In terms of delivery, stand-ups have become sit-ins and slacker-hackathons where content is as much phone-ins, video uploads and web links as it is text on 90 gsm multipurpose inkjet paper. Some have even tried AR hangouts where carefully crafted fantasy avatars combine with claustrophobia, screen-lag and bad lip-sink to all but nullify spontaneity.
The key to creative briefing is not technology but asking questions. To ask what is a brief for is not enough. It is necessary to ask for whom it is intended. The answer to that is us. We all have different contributions to make and preferences to be addressed. The creative brief of the future might appear as a video, a dashboard, a storyline, an excel spreadsheet, UGC, AR or any number of dynamically optimised and user-defined options all at the same time.
Whatever the shifting form of briefs, from paper to cybernetic implant, its function will be to inform and to inspire human creativity. A unique phenomena that no AI system I am aware of comes close to matching. After close to 40 years of being on intimate terms with briefs from both client and agency side, I remain convinced that it is still a task that most regard as a necessary evil (like filling in an insurance application) rather than a creative act in itself. Many perfectly capable professionals still believe that creativity and productivity are mutually exclusive. That is more fiction than fact.
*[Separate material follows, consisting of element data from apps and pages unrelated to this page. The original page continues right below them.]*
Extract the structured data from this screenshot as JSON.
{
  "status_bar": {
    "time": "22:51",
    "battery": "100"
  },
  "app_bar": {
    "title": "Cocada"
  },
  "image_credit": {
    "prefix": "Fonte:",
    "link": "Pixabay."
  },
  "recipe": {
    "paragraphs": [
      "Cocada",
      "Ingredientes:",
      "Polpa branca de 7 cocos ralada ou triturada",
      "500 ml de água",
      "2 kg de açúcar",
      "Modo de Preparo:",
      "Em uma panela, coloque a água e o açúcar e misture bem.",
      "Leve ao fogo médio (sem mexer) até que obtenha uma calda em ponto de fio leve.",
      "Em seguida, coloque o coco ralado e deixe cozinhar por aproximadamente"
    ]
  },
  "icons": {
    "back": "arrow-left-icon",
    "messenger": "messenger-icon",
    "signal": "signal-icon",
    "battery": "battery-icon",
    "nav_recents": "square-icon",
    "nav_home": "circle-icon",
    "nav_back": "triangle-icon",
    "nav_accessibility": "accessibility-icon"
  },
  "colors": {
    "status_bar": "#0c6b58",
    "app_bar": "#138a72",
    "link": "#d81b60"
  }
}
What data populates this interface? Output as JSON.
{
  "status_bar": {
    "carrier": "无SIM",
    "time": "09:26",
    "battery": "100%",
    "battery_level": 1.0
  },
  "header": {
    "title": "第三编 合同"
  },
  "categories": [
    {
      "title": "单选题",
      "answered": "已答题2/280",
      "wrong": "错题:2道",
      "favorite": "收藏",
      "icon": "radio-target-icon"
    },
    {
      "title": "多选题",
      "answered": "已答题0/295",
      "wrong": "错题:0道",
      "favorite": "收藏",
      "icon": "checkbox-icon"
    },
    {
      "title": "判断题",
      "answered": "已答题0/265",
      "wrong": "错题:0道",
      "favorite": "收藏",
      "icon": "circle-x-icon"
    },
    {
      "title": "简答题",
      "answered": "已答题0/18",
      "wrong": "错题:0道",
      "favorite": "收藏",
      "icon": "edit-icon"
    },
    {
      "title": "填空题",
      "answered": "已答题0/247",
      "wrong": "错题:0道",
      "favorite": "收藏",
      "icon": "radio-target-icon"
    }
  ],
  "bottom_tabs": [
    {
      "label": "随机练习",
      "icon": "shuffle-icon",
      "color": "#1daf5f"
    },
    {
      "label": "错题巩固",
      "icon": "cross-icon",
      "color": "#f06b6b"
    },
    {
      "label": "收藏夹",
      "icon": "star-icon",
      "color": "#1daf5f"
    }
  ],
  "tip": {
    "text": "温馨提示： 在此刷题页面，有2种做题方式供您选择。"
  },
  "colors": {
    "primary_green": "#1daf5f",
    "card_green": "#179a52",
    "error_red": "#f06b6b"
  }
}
As Vincent Van Gogh said, “Great things are not done by impulse, but a series of small things brought together.” Combine a hint of information with a hint of inspiration in a creative brief and great things happen. As if by magic.